One of the best things about isokinetic training is that you can see results in real-time. With the right equipment, you can get instant feedback on every rep you do. This helps you adjust your effort on the fly and make sure you’re always training at the right intensity.

Interpreting Data from Your Training

Data is only as good as your ability to interpret it. When you’re looking at your isokinetic measurements, you need to know what they mean. For example, if your peak torque has gone up, that’s a clear sign you’re getting stronger. But if your symmetry is off, that could be a red flag that you’re developing an imbalance.

It’s not just about the numbers, though. You also need to listen to your body. How do you feel during and after your workouts? Are you sore in the right places? Are you feeling stronger and more capable? These subjective measures are just as important as the objective data from the machines.

Combining both the hard data and your own personal feedback is the best way to get a full picture of your progress. It’s like having a conversation with your body – the data starts it, but your feelings and experiences finish it.

Adjusting Workouts Based on Progress

Finally, the whole point of measuring your progress is to use that information to get better. If you’re making great gains, keep doing what you’re doing. But if you’re hitting a plateau or your progress is slowing down, it’s time to switch things up.
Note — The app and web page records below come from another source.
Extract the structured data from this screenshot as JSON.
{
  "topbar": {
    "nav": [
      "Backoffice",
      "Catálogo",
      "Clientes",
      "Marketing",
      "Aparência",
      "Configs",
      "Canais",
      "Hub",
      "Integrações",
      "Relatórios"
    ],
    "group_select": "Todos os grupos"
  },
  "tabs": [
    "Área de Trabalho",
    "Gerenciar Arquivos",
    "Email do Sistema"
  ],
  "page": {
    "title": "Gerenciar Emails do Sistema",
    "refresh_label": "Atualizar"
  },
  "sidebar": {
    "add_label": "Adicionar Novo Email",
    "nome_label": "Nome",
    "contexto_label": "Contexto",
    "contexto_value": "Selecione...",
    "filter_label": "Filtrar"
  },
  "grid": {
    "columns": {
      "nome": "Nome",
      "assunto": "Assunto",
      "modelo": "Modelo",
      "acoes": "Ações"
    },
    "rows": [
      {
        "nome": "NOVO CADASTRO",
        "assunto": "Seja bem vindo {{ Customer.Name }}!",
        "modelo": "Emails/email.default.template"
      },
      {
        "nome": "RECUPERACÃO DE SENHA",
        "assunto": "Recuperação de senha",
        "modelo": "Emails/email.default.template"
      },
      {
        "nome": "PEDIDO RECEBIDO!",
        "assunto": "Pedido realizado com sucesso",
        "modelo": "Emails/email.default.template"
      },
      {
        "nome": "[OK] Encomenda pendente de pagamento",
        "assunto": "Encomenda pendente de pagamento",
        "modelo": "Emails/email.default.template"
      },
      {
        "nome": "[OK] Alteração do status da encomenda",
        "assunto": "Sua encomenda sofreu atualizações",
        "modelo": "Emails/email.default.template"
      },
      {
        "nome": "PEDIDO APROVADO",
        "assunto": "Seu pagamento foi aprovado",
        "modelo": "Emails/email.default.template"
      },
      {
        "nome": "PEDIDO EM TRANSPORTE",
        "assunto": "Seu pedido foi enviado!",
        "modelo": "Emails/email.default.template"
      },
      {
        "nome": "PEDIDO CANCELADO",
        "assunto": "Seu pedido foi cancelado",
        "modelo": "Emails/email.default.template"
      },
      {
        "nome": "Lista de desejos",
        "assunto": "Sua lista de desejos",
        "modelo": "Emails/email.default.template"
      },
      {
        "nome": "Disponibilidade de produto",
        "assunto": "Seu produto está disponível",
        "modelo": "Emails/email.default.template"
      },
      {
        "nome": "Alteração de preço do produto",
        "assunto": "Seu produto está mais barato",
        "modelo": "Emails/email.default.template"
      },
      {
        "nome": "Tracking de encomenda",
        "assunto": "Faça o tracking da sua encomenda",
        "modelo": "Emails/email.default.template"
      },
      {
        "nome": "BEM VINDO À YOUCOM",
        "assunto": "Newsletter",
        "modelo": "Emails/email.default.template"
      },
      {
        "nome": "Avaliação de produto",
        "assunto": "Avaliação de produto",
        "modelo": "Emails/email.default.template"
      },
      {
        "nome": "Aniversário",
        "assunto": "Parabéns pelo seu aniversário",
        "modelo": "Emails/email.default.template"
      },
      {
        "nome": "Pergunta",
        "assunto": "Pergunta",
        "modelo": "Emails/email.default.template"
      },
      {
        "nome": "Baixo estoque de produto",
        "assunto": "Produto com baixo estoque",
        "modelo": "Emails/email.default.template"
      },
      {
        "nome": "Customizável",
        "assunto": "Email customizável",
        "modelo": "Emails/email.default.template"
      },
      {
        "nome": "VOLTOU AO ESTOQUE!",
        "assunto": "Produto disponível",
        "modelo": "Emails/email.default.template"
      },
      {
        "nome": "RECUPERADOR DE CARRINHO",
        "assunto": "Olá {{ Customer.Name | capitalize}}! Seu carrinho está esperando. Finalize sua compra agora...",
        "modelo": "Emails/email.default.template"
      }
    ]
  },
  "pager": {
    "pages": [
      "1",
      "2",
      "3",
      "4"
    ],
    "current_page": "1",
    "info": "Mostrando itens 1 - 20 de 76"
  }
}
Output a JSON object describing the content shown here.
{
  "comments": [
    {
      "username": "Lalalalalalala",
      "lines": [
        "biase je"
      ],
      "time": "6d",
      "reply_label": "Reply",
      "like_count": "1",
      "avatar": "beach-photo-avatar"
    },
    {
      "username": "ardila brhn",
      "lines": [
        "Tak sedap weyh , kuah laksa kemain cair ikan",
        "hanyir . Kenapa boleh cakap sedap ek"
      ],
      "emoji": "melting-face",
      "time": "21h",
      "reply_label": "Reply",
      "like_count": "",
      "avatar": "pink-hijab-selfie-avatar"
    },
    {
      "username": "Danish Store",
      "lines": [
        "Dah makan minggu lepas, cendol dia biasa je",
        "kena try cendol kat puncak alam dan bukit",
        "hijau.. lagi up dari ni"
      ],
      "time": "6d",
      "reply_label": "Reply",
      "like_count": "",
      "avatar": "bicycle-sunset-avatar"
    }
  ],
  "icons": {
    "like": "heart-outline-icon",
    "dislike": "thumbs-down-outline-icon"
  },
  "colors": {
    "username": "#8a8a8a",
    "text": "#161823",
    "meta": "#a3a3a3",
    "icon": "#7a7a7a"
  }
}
This could mean increasing the resistance, changing the exercises, or adjusting the speed of your movements. It’s all about finding what works best for you and keeping your body guessing. That’s how you break through barriers and reach new levels of performance.

Tips for Accurate and Effective Measurements

Getting accurate and effective measurements in isokinetic training isn’t just about having the right tools. It’s also about using them correctly. Here’s how you can ensure your measurements are spot on:

Calibrating Your Isokinetic Devices

First things first, your isokinetic devices need to be calibrated regularly. Calibration is like a tune-up for your equipment—it ensures that the measurements they provide are accurate. If your device isn’t calibrated, your data could be off, and that means your training could be off too.

Most isokinetic machines will have instructions on how to calibrate them, or you might need a professional to do it for you. Either way, make sure it’s part of your routine maintenance. It’s a small step that can make a big difference in your training.

Consistency in Your Training Techniques

Consistency is king in isokinetic training. Every time you use an isokinetic machine, make sure you’re in the same position and using the same technique. This way, you can be sure that any changes in your measurements are due to your progress, not just because you were sitting differently or pushing at a different angle.

For example, if you’re doing a leg press, make sure your feet are in the same spot on the plate every time. Keep your back against the seat and don’t arch your spine. Small changes in posture can lead to big changes in how the force is applied, which can skew your results.

It’s also important to perform your exercises at the same speed each session. Isokinetic machines are designed to maintain a constant speed, but if you start too fast or too slow, it can affect the resistance you’re working against.


Post Tags :

Resistance Training, Strength Training